[Data items]
* * * * * * *
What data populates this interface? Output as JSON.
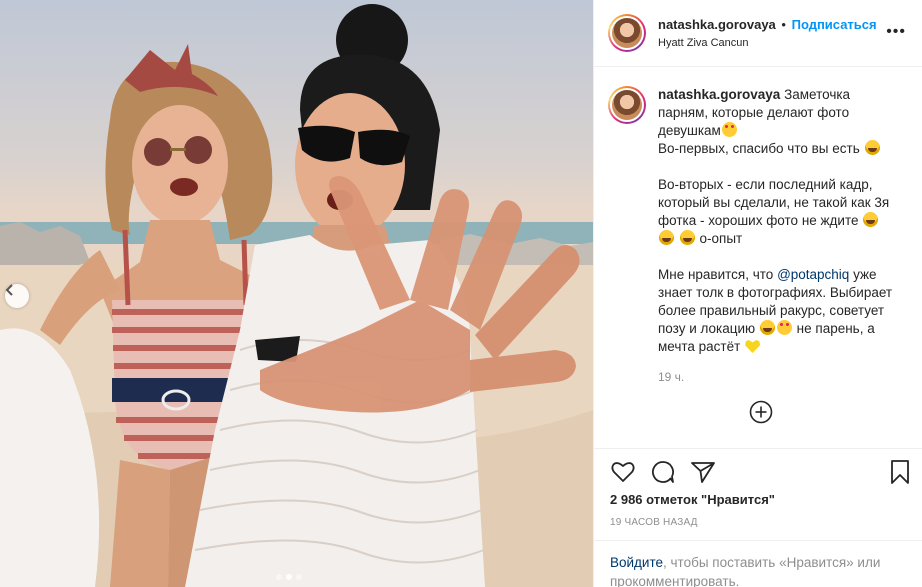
{
  "post": {
    "username": "natashka.gorovaya",
    "separator": "•",
    "follow_label": "Подписаться",
    "location": "Hyatt Ziva Cancun",
    "more_label": "•••"
  },
  "caption": {
    "username": "natashka.gorovaya",
    "line1": "Заметочка парням, которые делают фото девушкам",
    "line2": "Во-первых, спасибо что вы есть",
    "line3a": "Во-вторых - если последний кадр, который вы сделали, не такой как 3я фотка - хороших фото не ждите",
    "line3b": "о-опыт",
    "line4a": "Мне нравится, что ",
    "mention": "@potapchiq",
    "line4b": " уже знает толк в фотографиях. Выбирает более правильный ракурс, советует позу и локацию",
    "line4c": " не парень, а мечта растёт",
    "timestamp": "19 ч."
  },
  "stats": {
    "likes": "2 986 отметок \"Нравится\"",
    "posted": "19 часов назад"
  },
  "login": {
    "link": "Войдите",
    "rest": ", чтобы поставить «Нравится» или прокомментировать."
  },
  "icons": {
    "like": "heart-outline-icon",
    "comment": "comment-bubble-icon",
    "share": "paper-plane-icon",
    "save": "bookmark-icon",
    "add": "plus-circle-icon",
    "prev": "chevron-left-icon"
  },
  "carousel": {
    "slides": 3,
    "active_index": 1
  },
  "colors": {
    "follow": "#0095f6",
    "link": "#00376b",
    "muted": "#8e8e8e",
    "text": "#262626"
  }
}
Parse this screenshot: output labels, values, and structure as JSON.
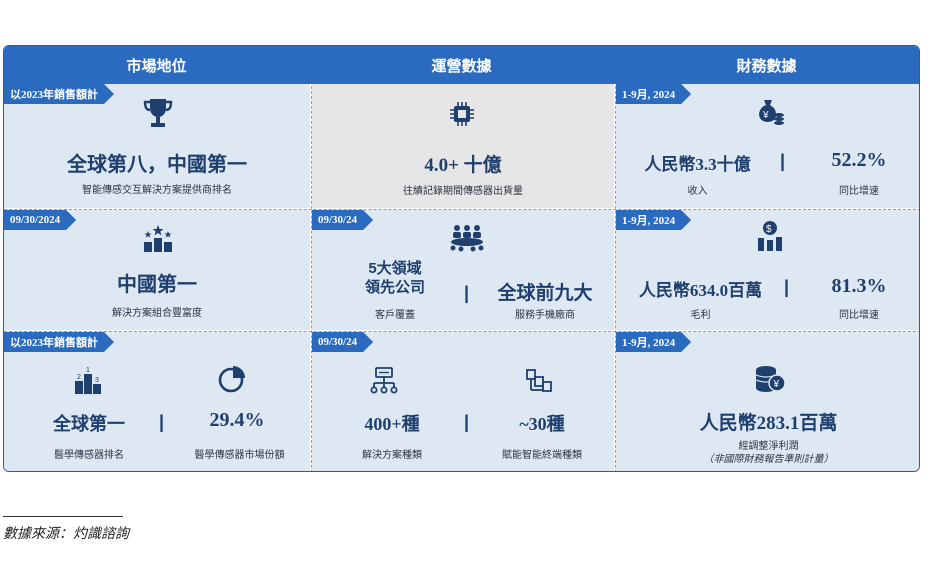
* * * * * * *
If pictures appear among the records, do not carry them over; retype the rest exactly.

What data populates this interface? Output as JSON.
{
  "post": {
    "username": "natashka.gorovaya",
    "separator": "•",
    "follow_label": "Подписаться",
    "location": "Hyatt Ziva Cancun",
    "more_label": "•••"
  },
  "caption": {
    "username": "natashka.gorovaya",
    "line1": "Заметочка парням, которые делают фото девушкам",
    "line2": "Во-первых, спасибо что вы есть",
    "line3a": "Во-вторых - если последний кадр, который вы сделали, не такой как 3я фотка - хороших фото не ждите",
    "line3b": "о-опыт",
    "line4a": "Мне нравится, что ",
    "mention": "@potapchiq",
    "line4b": " уже знает толк в фотографиях. Выбирает более правильный ракурс, советует позу и локацию",
    "line4c": " не парень, а мечта растёт",
    "timestamp": "19 ч."
  },
  "stats": {
    "likes": "2 986 отметок \"Нравится\"",
    "posted": "19 часов назад"
  },
  "login": {
    "link": "Войдите",
    "rest": ", чтобы поставить «Нравится» или прокомментировать."
  },
  "icons": {
    "like": "heart-outline-icon",
    "comment": "comment-bubble-icon",
    "share": "paper-plane-icon",
    "save": "bookmark-icon",
    "add": "plus-circle-icon",
    "prev": "chevron-left-icon"
  },
  "carousel": {
    "slides": 3,
    "active_index": 1
  },
  "colors": {
    "follow": "#0095f6",
    "link": "#00376b",
    "muted": "#8e8e8e",
    "text": "#262626"
  }
}
Parse this screenshot: output labels, values, and structure as JSON.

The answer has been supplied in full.